Port: North Dakota's public employee pension director needs to be fired
"At over $4 billion dollars difference, HB 1040 is about to be the most expensive mistake in the history of the state of North Dakota," says pension director Scott Miller. He's wrong.
MINOT, N.D. — North Dakota's lawmakers have sent to Gov. Doug Burgum legislation that will close the state's defined-benefit pension for public workers.
The pension, called the Public Employees Retirement System, or PERS, currently has roughly 53,000 current and retired employees in it, including about 60% who are in local governments. The legislation, which is expected to cost $4.94 billion over the next 30 years, will keep the pension in place for workers already in the system, while transitioning new workers to a defined-contribution plan of the sort that pretty much everyone except government workers has.
It's pretty clear that the current head of the pension hates this change. "At over $4 billion dollars difference, HB 1040 is about to be the most expensive mistake in the history of the state of North Dakota," PERS executive director Scott Miller told Bismarck Tribune reporter Jack Dura.
It's also pretty clear that Miller needs to be fired. It's one thing for him to have an opinion, but the Legislature sets pension policy. This reform was passed by majorities of the people's representatives, and Gov. Burgum is likely to sign it. In his December budget address to lawmakers he called for "a responsible plan to close the defined benefit plan for prospective hires as soon as possible, and shift to a defined contribution plan."
Miller isn't on the same page with the Legislature or the governor, and that means he can't hold the position he holds. This transition is going to take decades. Our state needs someone in Miller's position who supports the policy set by the legislature and, presumably, once he signs the bill, the governor.
I don't know Miller, and I don't begrudge him his opinion, but his job is to carry out the policy set for him, and it's not at all clear he's capable of doing that at this point.

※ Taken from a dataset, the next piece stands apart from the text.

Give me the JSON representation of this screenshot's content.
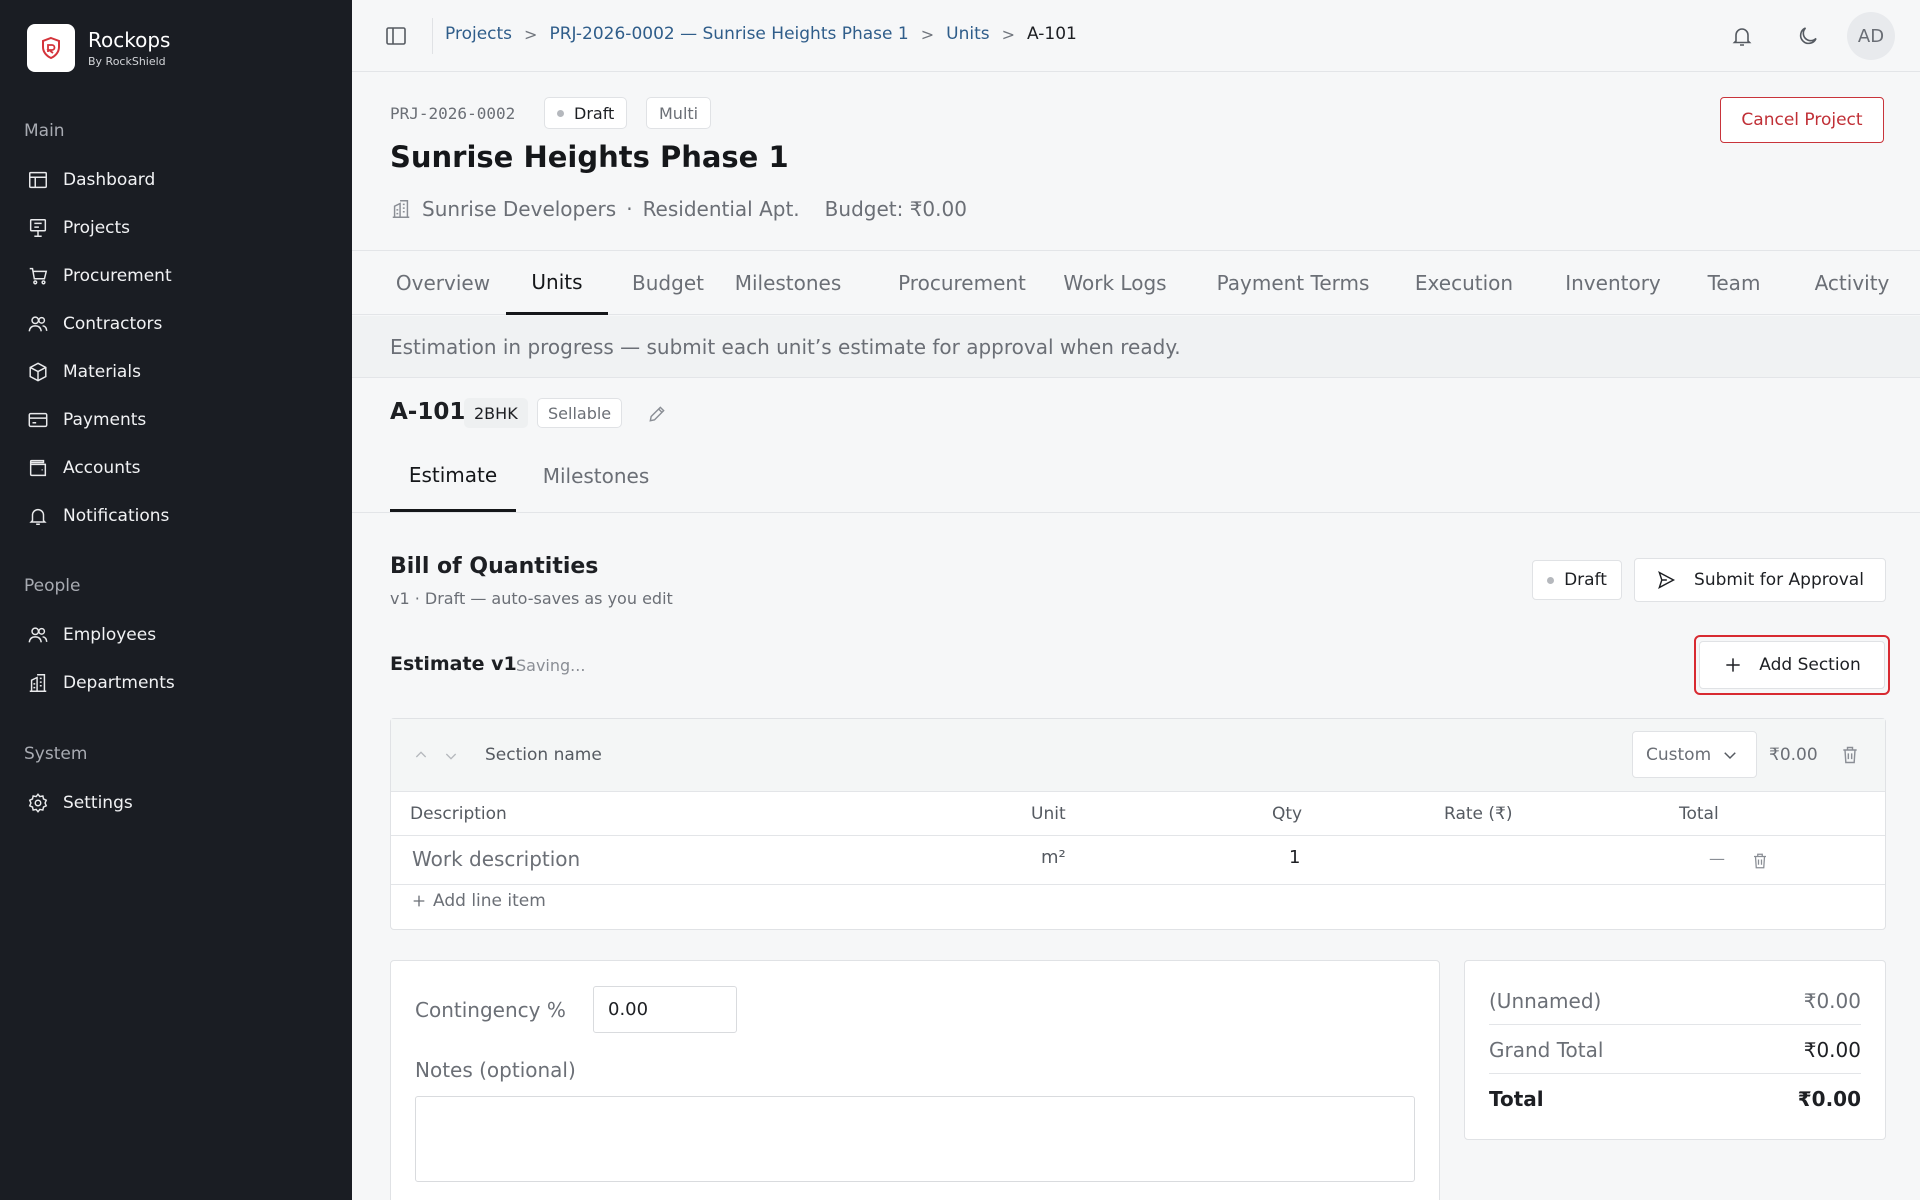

He has to go.
As for his comment about this bill being the "most expensive mistake in the history of the state of North Dakota," he's wrong. That mistake happened when our state created this defined-benefit pension in the first place.

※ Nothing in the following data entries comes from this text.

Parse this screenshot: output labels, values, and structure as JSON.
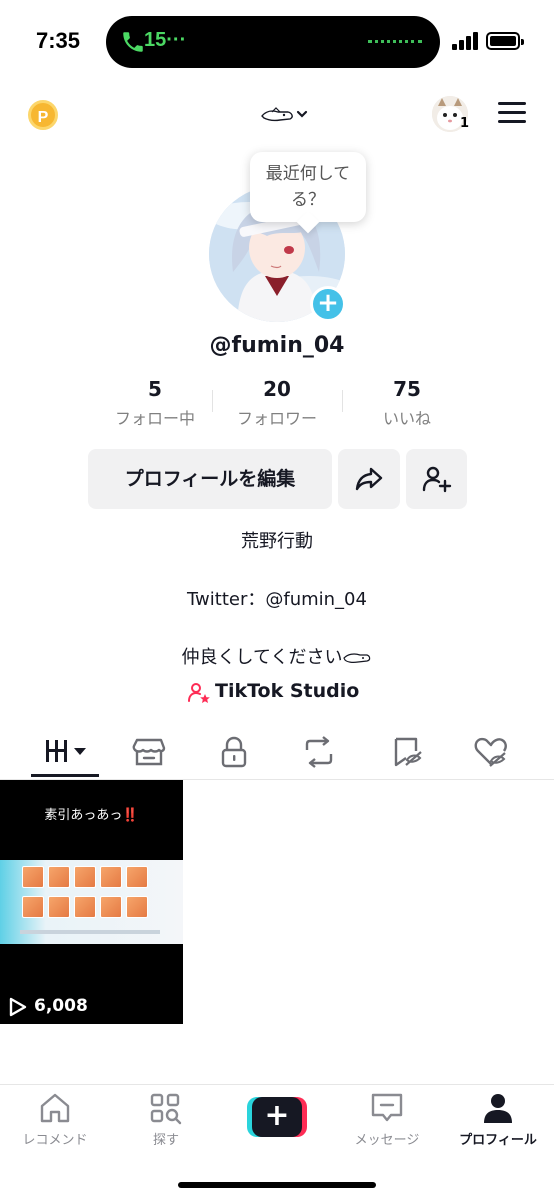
{
  "status_bar": {
    "time": "7:35",
    "call_label": "15",
    "icons": [
      "phone-icon",
      "signal-icon",
      "battery-icon"
    ]
  },
  "header": {
    "coin_label": "P",
    "notification_count": "1",
    "icons": [
      "coin-icon",
      "account-switch-icon",
      "chevron-down-icon",
      "menu-icon"
    ]
  },
  "profile": {
    "bubble_text": "最近何して\nる？",
    "username": "@fumin_04",
    "stats": [
      {
        "value": "5",
        "label": "フォロー中"
      },
      {
        "value": "20",
        "label": "フォロワー"
      },
      {
        "value": "75",
        "label": "いいね"
      }
    ],
    "edit_button": "プロフィールを編集",
    "bio": [
      "荒野行動",
      "Twitter：@fumin_04",
      "仲良くしてください"
    ],
    "studio_label": "TikTok Studio"
  },
  "tabs": {
    "icons": [
      "videos-grid-icon",
      "shop-icon",
      "lock-icon",
      "repost-icon",
      "saved-icon",
      "liked-icon"
    ],
    "active_index": 0
  },
  "videos": [
    {
      "caption": "素引あっあっ",
      "caption_emphasis": "‼️",
      "views": "6,008"
    }
  ],
  "bottom_nav": {
    "items": [
      {
        "label": "レコメンド",
        "icon": "home-icon"
      },
      {
        "label": "探す",
        "icon": "discover-icon"
      },
      {
        "label": "",
        "icon": "plus-icon"
      },
      {
        "label": "メッセージ",
        "icon": "message-icon"
      },
      {
        "label": "プロフィール",
        "icon": "profile-icon"
      }
    ],
    "active_index": 4
  },
  "colors": {
    "accent_cyan": "#44c1e8",
    "tiktok_red": "#fe2c55",
    "tiktok_cyan": "#2ad4dc",
    "text_primary": "#161823",
    "text_secondary": "#808080",
    "button_bg": "#f1f1f2",
    "call_green": "#4cd964",
    "coin_gold": "#f7b731"
  }
}
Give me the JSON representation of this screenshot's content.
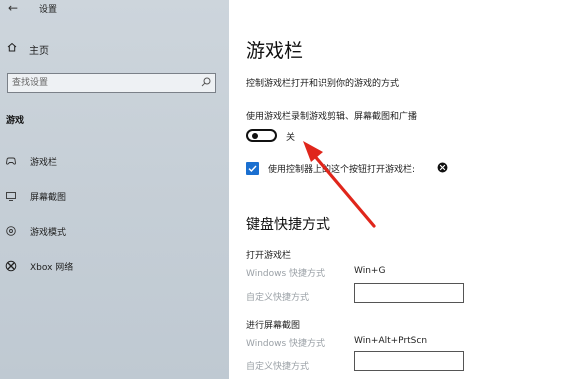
{
  "window": {
    "back": "←",
    "title": "设置"
  },
  "sidebar": {
    "home_label": "主页",
    "search_placeholder": "查找设置",
    "section_title": "游戏",
    "items": [
      {
        "label": "游戏栏",
        "icon": "game-bar-icon"
      },
      {
        "label": "屏幕截图",
        "icon": "screenshot-icon"
      },
      {
        "label": "游戏模式",
        "icon": "game-mode-icon"
      },
      {
        "label": "Xbox 网络",
        "icon": "xbox-icon"
      }
    ]
  },
  "main": {
    "title": "游戏栏",
    "description": "控制游戏栏打开和识别你的游戏的方式",
    "record_setting_label": "使用游戏栏录制游戏剪辑、屏幕截图和广播",
    "toggle_state": "关",
    "toggle_on": false,
    "controller_checkbox_label": "使用控制器上的这个按钮打开游戏栏:",
    "controller_checked": true,
    "shortcuts_title": "键盘快捷方式",
    "shortcut_groups": [
      {
        "name": "打开游戏栏",
        "windows_label": "Windows 快捷方式",
        "windows_value": "Win+G",
        "custom_label": "自定义快捷方式",
        "custom_value": ""
      },
      {
        "name": "进行屏幕截图",
        "windows_label": "Windows 快捷方式",
        "windows_value": "Win+Alt+PrtScn",
        "custom_label": "自定义快捷方式",
        "custom_value": ""
      }
    ]
  },
  "colors": {
    "sidebar_bg": "#c5ced6",
    "accent": "#1a6fd0",
    "annotation_arrow": "#e0261b"
  }
}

These pensions are unsustainable. They guarantee benefits based on uncertain revenues. The rebuttal to that from supporters of the status quo is some variation of "the Legislature should have adequately funded the pension," and maybe so, but that's just another argument for transition.
Defined-benefit pensions rely on feckless politicians to eschew short-term politics in favor of a commitment to long-term fiscal stability. How often, in the history of government, has that happened?
Defined-benefit pensions inevitably need bailouts, whether it's because of market conditions, or economic downturns, or incompetent management from political leaders. The only way to keep these funds solvent is to pour more money into them, or diminish the value of the benefit to workers.
The mistake isn't making an admittedly large, and somewhat painful financial commitment to closing this pension. That's a sunk cost, unfortunately, that we're burdened with because a previous generation of North Dakota's political leaders made the mistake of starting it.